#### [Exercise description]
Check every line of the entries that follow, and copy the ones containing "details".

#### [App and web page records]
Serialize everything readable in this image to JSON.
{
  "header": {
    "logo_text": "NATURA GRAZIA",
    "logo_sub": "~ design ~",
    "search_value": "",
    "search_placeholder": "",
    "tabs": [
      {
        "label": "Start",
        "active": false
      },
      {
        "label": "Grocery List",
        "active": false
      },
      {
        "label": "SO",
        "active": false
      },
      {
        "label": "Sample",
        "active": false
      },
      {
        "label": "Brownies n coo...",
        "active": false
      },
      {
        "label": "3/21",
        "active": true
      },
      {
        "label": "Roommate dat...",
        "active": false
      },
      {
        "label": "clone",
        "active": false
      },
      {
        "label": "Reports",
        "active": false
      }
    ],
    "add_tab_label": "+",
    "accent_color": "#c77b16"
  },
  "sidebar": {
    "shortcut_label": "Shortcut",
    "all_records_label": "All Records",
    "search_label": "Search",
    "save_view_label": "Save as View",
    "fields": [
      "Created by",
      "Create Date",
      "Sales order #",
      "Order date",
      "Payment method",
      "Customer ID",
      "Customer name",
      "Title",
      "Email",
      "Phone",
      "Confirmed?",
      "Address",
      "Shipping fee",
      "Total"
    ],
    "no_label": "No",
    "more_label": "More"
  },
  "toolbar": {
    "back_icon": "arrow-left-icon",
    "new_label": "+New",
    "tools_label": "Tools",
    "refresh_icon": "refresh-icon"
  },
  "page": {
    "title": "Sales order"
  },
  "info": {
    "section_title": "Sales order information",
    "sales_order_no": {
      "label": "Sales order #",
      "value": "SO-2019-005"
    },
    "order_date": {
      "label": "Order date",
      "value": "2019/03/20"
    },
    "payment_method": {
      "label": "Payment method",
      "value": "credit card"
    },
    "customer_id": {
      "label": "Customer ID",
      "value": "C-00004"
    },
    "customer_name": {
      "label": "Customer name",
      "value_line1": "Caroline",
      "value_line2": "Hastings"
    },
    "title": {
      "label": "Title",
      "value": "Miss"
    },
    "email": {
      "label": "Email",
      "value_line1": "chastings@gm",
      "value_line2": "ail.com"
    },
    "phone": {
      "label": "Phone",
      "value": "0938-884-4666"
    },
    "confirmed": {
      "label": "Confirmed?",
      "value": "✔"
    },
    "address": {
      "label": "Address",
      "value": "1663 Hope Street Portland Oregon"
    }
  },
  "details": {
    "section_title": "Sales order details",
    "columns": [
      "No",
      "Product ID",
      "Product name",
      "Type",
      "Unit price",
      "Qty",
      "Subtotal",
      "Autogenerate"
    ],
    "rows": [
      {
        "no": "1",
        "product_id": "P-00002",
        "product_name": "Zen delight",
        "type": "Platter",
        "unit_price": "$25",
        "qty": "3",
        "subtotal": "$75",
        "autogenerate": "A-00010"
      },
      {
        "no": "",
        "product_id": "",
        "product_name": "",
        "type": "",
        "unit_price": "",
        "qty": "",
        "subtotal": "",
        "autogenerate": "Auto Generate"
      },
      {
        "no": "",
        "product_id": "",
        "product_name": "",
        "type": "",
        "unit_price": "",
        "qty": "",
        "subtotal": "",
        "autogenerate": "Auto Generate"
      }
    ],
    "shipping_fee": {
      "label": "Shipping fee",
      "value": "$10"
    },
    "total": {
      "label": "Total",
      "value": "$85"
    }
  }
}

#### [Task response]
  "details": {
    "section_title": "Sales order details",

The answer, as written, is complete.